things like sphagnum moss or coconut fibre, perlite and vermiculite. This type of medium is frequently used for
container gardening, wick systems and non-recovery drip systems. The fine particles can clog pumps and drip
emitters so a filtration system would need to be used soil-less mixes usually have very good water retaining
qualities, excellent wicking action and are able to hold a good amount of air. This makes them an ideal growing
medium for a variety of hydroponic and organic gardens.
Wood chip compost Scoria Coarse organic sand
Expanded clay Perlite
Today rockwool is probably the most popular growing medium on earth, particularly for use in the drip-type of
hydroponic growing system. Rock and sand are spun to create fibres which can then be pressed into various
shapes and sizes from small starter cubes to large slabs, or used in its loose form.
Advantages of Rockwool
Rockwool has the ability to:
Retain water – it holds a large amount of water which is an advantage during power outages or
Hold air – it holds at least 18% air as long as it is not sitting directly in water. This helps to
supply the plant’s root zone with adequate oxygen making over-watering unlikely.
It is also sterile and light, which reduces the possibility of disease and makes it easy to work with.
Disadvantages of Rockwool
It is not environmentally friendly. Rockwool is hard to dispose of; if buried it will last indefinitely
however it does not harm the environment
Dust and fibres are a health risk. The fibres and dust from the rockwool are a health risk when
breathed into the lungs - a dust-mask should be used at all times when handling this material.
The following excerpts are from a CSR seminar on Horticultural Rockwool. Although it is based on the Australian
use of rockwool, it provides a useful background on this subject for hydroponic growers in all areas.
In Denmark during the late 1960's a rockwool was developed for horticultural use and then marketed under the
trade name "Grodan". From slow beginnings, its commercial use began to expand significantly from the mid
1970's, especially for the production of glasshouse vegetables and cut flowers. A high rate of growth of
rockwool use has been maintained ever since.

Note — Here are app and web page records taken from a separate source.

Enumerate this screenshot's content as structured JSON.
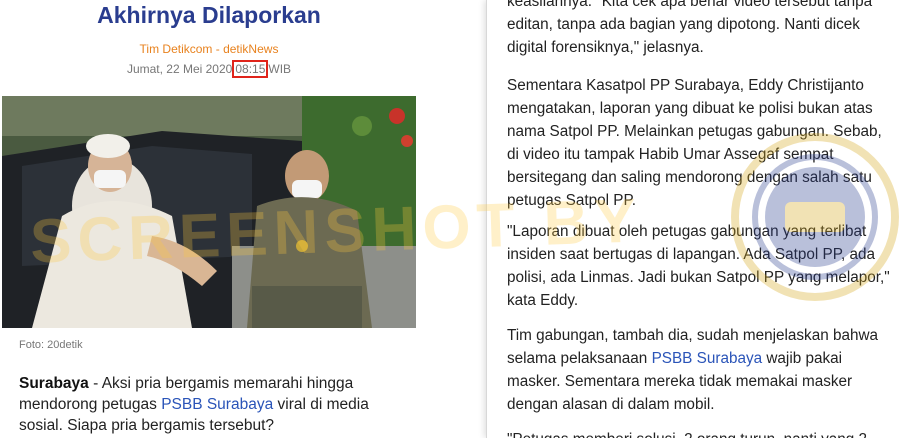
{
  "left": {
    "headline": "Akhirnya Dilaporkan",
    "byline": "Tim Detikcom - detikNews",
    "date_prefix": "Jumat, 22 Mei 2020",
    "time": "08:15",
    "timezone": "WIB",
    "photo_caption": "Foto: 20detik",
    "lede_location": "Surabaya",
    "lede_part1": " - Aksi pria bergamis memarahi hingga mendorong petugas ",
    "lede_link": "PSBB Surabaya",
    "lede_part2": " viral di media sosial. Siapa pria bergamis tersebut?"
  },
  "right": {
    "p1": "keasliannya. \"Kita cek apa benar video tersebut tanpa editan, tanpa ada bagian yang dipotong. Nanti dicek digital forensiknya,\" jelasnya.",
    "p2": "Sementara Kasatpol PP Surabaya, Eddy Christijanto mengatakan, laporan yang dibuat ke polisi bukan atas nama Satpol PP. Melainkan petugas gabungan. Sebab, di video itu tampak Habib Umar Assegaf sempat bersitegang dan saling mendorong dengan salah satu petugas Satpol PP.",
    "p3": "\"Laporan dibuat oleh petugas gabungan yang terlibat insiden saat bertugas di lapangan. Ada Satpol PP, ada polisi, ada Linmas. Jadi bukan Satpol PP yang melapor,\" kata Eddy.",
    "p4_part1": "Tim gabungan, tambah dia, sudah menjelaskan bahwa selama pelaksanaan ",
    "p4_link": "PSBB Surabaya",
    "p4_part2": " wajib pakai masker. Sementara mereka tidak memakai masker dengan alasan di dalam mobil.",
    "p5": "\"Petugas memberi solusi, 2 orang turun, nanti yang 2"
  },
  "watermark": "SCREENSHOT BY",
  "seal_text": "TURN BACK HOAX",
  "colors": {
    "headline": "#2a3d8f",
    "byline": "#e8821e",
    "link": "#2a54b8",
    "time_box": "#e0241b",
    "watermark": "#ffc83c"
  }
}
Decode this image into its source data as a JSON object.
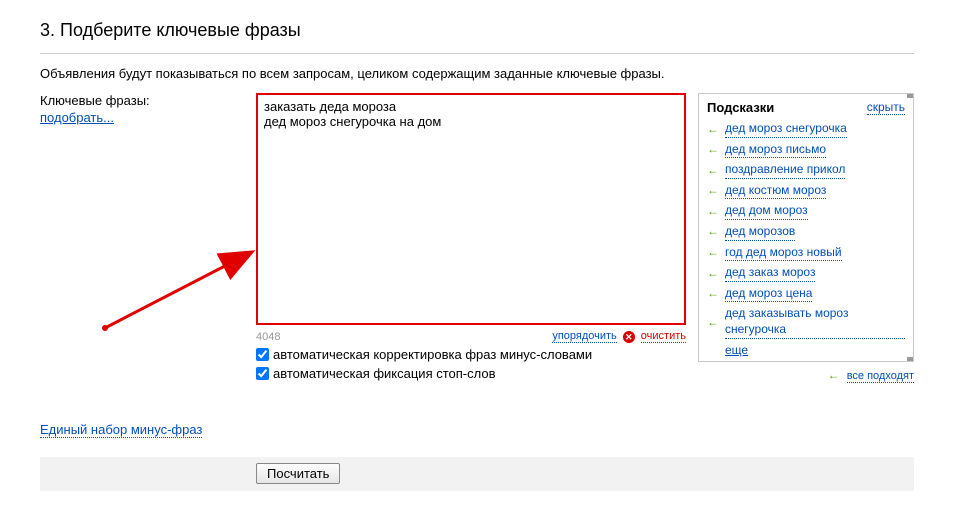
{
  "section": {
    "number": "3.",
    "title": "Подберите ключевые фразы"
  },
  "intro": "Объявления будут показываться по всем запросам, целиком содержащим заданные ключевые фразы.",
  "labels": {
    "keywords": "Ключевые фразы:",
    "pick": "подобрать..."
  },
  "textarea": {
    "value": "заказать деда мороза\nдед мороз снегурочка на дом",
    "counter": "4048"
  },
  "links": {
    "sort": "упорядочить",
    "clear": "очистить",
    "minus_set": "Единый набор минус-фраз",
    "hide": "скрыть",
    "more": "еще",
    "all_fit": "все подходят"
  },
  "checkboxes": {
    "auto_correct": "автоматическая корректировка фраз минус-словами",
    "auto_stop": "автоматическая фиксация стоп-слов"
  },
  "hints": {
    "title": "Подсказки",
    "items": [
      "дед мороз снегурочка",
      "дед мороз письмо",
      "поздравление прикол",
      "дед костюм мороз",
      "дед дом мороз",
      "дед морозов",
      "год дед мороз новый",
      "дед заказ мороз",
      "дед мороз цена",
      "дед заказывать мороз снегурочка"
    ]
  },
  "buttons": {
    "calc": "Посчитать"
  }
}
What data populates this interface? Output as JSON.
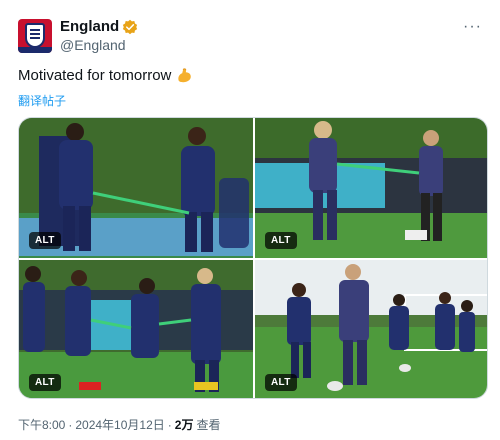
{
  "author": {
    "display_name": "England",
    "handle": "@England",
    "verified_badge_color": "#e8a317"
  },
  "tweet": {
    "text": "Motivated for tomorrow",
    "emoji": "flexed-biceps-icon",
    "translate_label": "翻译帖子"
  },
  "media": [
    {
      "alt_label": "ALT"
    },
    {
      "alt_label": "ALT"
    },
    {
      "alt_label": "ALT"
    },
    {
      "alt_label": "ALT"
    }
  ],
  "meta": {
    "time": "下午8:00",
    "separator": "·",
    "date": "2024年10月12日",
    "views_count": "2万",
    "views_label": "查看"
  },
  "colors": {
    "link": "#1d9bf0",
    "secondary_text": "#536471",
    "brand_red": "#c8102e",
    "brand_navy": "#1b2a6b"
  }
}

As an Australian manufacturer of insulation rockwool, Bradford Insulation (part of CSR Limited) had taken an
interest in this trend. Following approaches from several Australian growers the decision was taken to develop a
local horticultural rockwool. This development took two years, resulting in the release of an Australian
rockwool, known by the trade mark "Growool", onto the local market in mid-1982.
Rockwool has been manufactured as an acoustic and heat insulation material for over 70 years. The production
technology has been extensively improved over the intervening period, but the basic product has remained
The raw materials are natural rocks such as basalt plus coke as the fuel. These are fed into a blast furnace
through which air is blown so that the coke burns and lifts the temperature to over 1600C. Consequently, the
rocks melt to form a type of lava which settles to the bottom of the furnace and is tapped off.